West Yorkshire Playhouse seem to be on a roll reinventing classic works and the latest to get the treatment is Charlotte Bronte’s brutally honest fourth novel Villette.
In a move that might horrify Bronte traditionalists writer Linda Marshall Griffiths has taken the troubled heroine of Villette and transported her into a futuristic world light years away from the Parsonage in Haworth.
Laura Elsworthy has the tricky balancing act of finding the heart of the new Lucy Snowe and the one Charlotte used to exercise her own ghosts.
“Villette is about Lucy, who in the novel goes to a place in Belgium to be a teacher, which is based on what Charlotte Bronte did herself when she went to Brussels,” say Laura. “It was after Charlotte lost both her sisters and her brother Branwell so Villette is filled with angst, and loneliness.
“There are a few love stories in here and it is about her finding herself as a woman finding out who she really is and how she reacts to other people.”
Marshall Griffiths’ revision of the novel has not only plonked Lucy into a dystopian world but has taken an even bolder step of reinventing her very being.
“In our version Lucy Snowe is a descendant, which we would also call a clone, and she is a friend of a professor who is a virologist, and this version is set about 100 years into the future.
“So she travels to France after losing both of her sisters – which I say in quotation marks – but were just her clones to a site of archaeological importance. They are trying to find the Lady of Villette who may have had a virus called the red strain – which is like Ebola – and has really devastated society. Lucy has the ability to find the antibodies of that virus within bodies.”
Parodies of the absurdly talented Bronte sisters often focus on the bonnets and frock coats as the characters sit in drawing rooms musing over their place in society at some length, but they are absent in this version.
“There are literally no bonnets, no petticoats and no posh accents,” laughs Elsworthy. “When I was reading Villette I was like what is it really about and it is really posh, and then I read it with the view of playing Lucy and I was thinking ‘oh my god, it is really dark and heart-breaking’. You can feel Charlotte wrote this after all this stuff that happened to her and she has no one left.
“It stays true to the heart of the book as the way Linda has written it there is so much that pops up that is from the book, but it’s always exciting to do new writing, and she comes in to rehearsals to help us with things.

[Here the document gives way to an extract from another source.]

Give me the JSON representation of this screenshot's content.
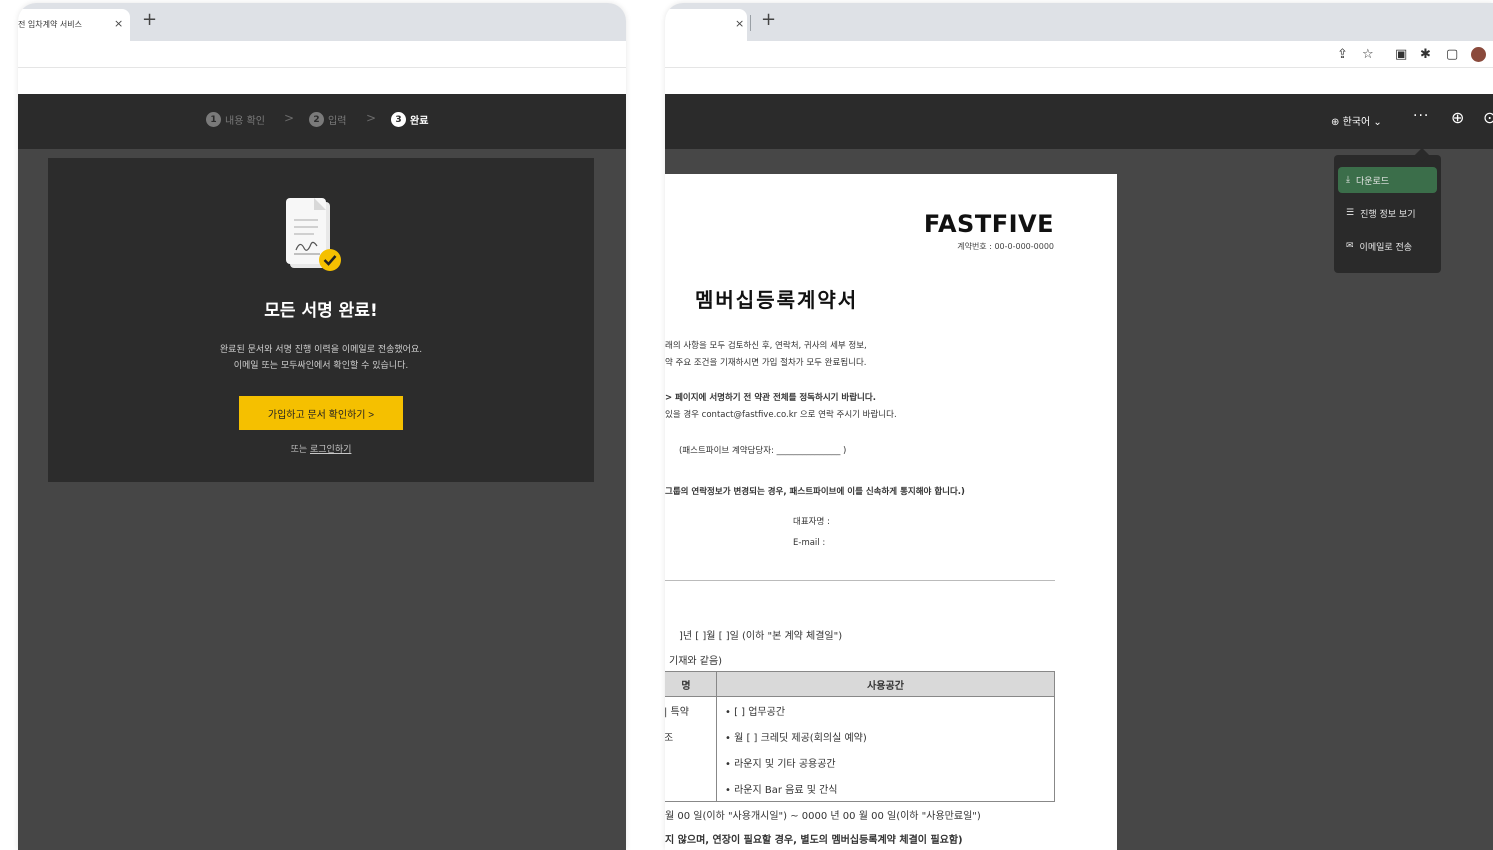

Linda is really flexible with the way our characters are changing.”
As well as taking on a text that is not as familiar to literature fans as Charlotte’s masterpiece Jane Eyre the personable Elsworthy has to find out what makes a clone tick.
“As an actor when you approach any role you try and take bits of your own experience morphing them into something that suits the character so if you’ve experienced someone with depression, and you’re playing someone with depression, then you can put that in.
“But with this I don’t know anyone who is a clone, so it is starting from the beginning as you unusually go in with some idea of the character, but I have no idea how she will end up as she changes every day.”
The Haworth sisters are West Yorkshire literary royalty to such an extent the Bronte Society recently has a bitter spat over their legacy so is Elsworthy worried that bonneted Bronte militants might mount a genteel protest outside the theatre?
“The most important thing is to Bronte fans I would imagine is her work is continually loved through the ages, and for hundreds of years to come, so this is a brilliant way of doing that,” notes Elsworthy. “There is more stuff on at the Playhouse that is more classical Bronte, but we have to bring this work like Shakespeare, and any of the greats, up to date introducing new people to it and celebrate the bits that make it relevant today.
“It is brilliant to know that what was relevant back then is relevant now and hopefully into the future so to bring in people who haven’t read Villette is really important, and I’m sure that is really important to Bronte fans as well.”